• <b>Poverty Dropped Substantially.</b> According to the Census Bureau, 3.5 million fewer people live in poverty today than in 1995.
• <b>Fewer Children in Poverty.</b> Some 2.9 million fewer children live in poverty today than in 1995, and the poverty rate for black children has fallen to the lowest point in U.S. history. The poverty rate of children living with single mothers is also at the lowest point in U.S. history.
• <b>Reduced Interest in Welfare.</b> The AFDC/TANF caseload has been more than cut in half.
• <b>Reduced Illegitimacy.</b> Since the 1960s, the share of births outside of marriage grew explosively at nearly one percentage point per year. However, since welfare reform, the out-of-wedlock birth growth rate has remained almost flat. </p>
<p>While economic growth during the 1990s helped boost these trends, policy changes were overwhelming the most important factor. For example, a new study by former Congressional Budget Office Director June O'Neill finds that welfare reform, not the economy, is responsible for 75 percent of the drop in welfare caseload.</p>
<p><b>Welfare in the 108th Congress</b>
In 1996, Congress also passed a landmark Farm Bill to restructured agriculture subsidies. Last year, though, the 107th Congress undid those reforms, instead providing billions in new payments to farmers. </p>
<p>Like the Farm Bill, TANF is up for reauthorization this year. The 108th Congress must guard against backsliding efforts to weaken the groundbreaking and successful welfare reforms embodied in TANF. The problem is the Senate, where some liberals want to continue their well-meaning, but misguided effort to solve problems by simply giving out cash and creating government dependency.</p>
<p>Fortunately, TANF reauthorization can also be an opportunity help even more families find jobs, move away from welfare and regain their dignity and self-esteem. That’s why CSE supports the following principles for TANF reauthorization:</p>
<p>• <b>Preserve Reform.</b> First and foremost, protect the positive reforms of the 1996 bill.
• <b>Don’t Bail Out States.</b> States that have pursued reckless spending policies over the past decade are now experiencing budget shortfalls. Don’t use TANF reauthorization to bail out irresponsible state governments.
• <b>Increase Minimum Work Requirements for State Programs.</b> Current law requires that at least 50 percent of welfare recipients participate in work or related activities such as job training. Reform should increase that requirement to 70 percent, increasing incrementally by 5 percent a year.
• <b>Work a 40 Hour Week.</b> Require individual recipients to work 40 hours per week and permit 16 hours of that to be spent on schooling or job training programs.
• <b>Flexibility on Childcare.</b> Give states maximum flexibility on how to spend federal childcare dollars.</p>

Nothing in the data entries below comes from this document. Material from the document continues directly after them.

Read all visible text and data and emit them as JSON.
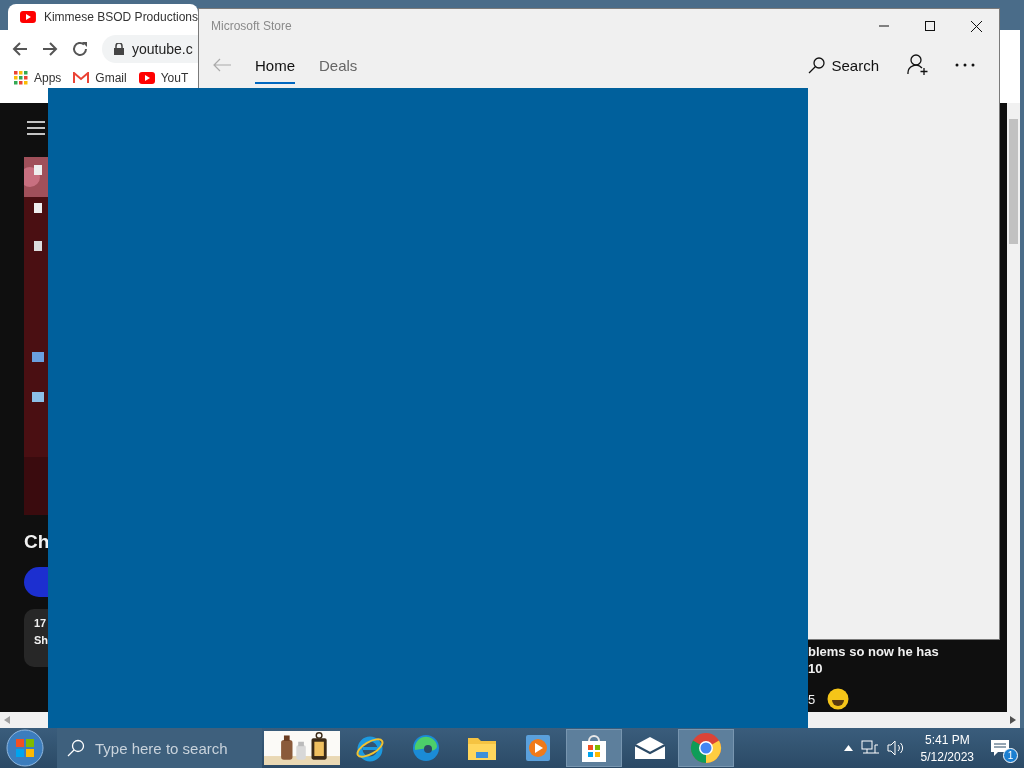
{
  "browser": {
    "tab_title": "Kimmese BSOD Productions",
    "address": "youtube.c",
    "bookmarks": [
      {
        "kind": "apps",
        "label": "Apps"
      },
      {
        "kind": "gmail",
        "label": "Gmail"
      },
      {
        "kind": "youtube",
        "label": "YouT"
      }
    ]
  },
  "youtube": {
    "heading": "Ch",
    "card_lines": [
      "17",
      "Sh"
    ],
    "comment_lines": [
      "blems so now he has",
      "10"
    ],
    "like_count": "5"
  },
  "store": {
    "title": "Microsoft Store",
    "tabs": [
      {
        "label": "Home",
        "selected": true
      },
      {
        "label": "Deals",
        "selected": false
      }
    ],
    "search_label": "Search"
  },
  "taskbar": {
    "search_placeholder": "Type here to search",
    "apps": [
      {
        "kind": "thumbnail",
        "active": false
      },
      {
        "kind": "ie",
        "active": false
      },
      {
        "kind": "edge",
        "active": false
      },
      {
        "kind": "explorer",
        "active": false
      },
      {
        "kind": "media",
        "active": false
      },
      {
        "kind": "store",
        "active": true
      },
      {
        "kind": "mail",
        "active": false
      },
      {
        "kind": "chrome",
        "active": true
      }
    ],
    "time": "5:41 PM",
    "date": "5/12/2023",
    "notification_count": "1"
  }
}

<p>These elements are all a part of the House legislation. Citizens for a Sound Economy is cheering passage of the bill, and will be fighting to preserve welfare reform when the Senate takes up the bill later this year.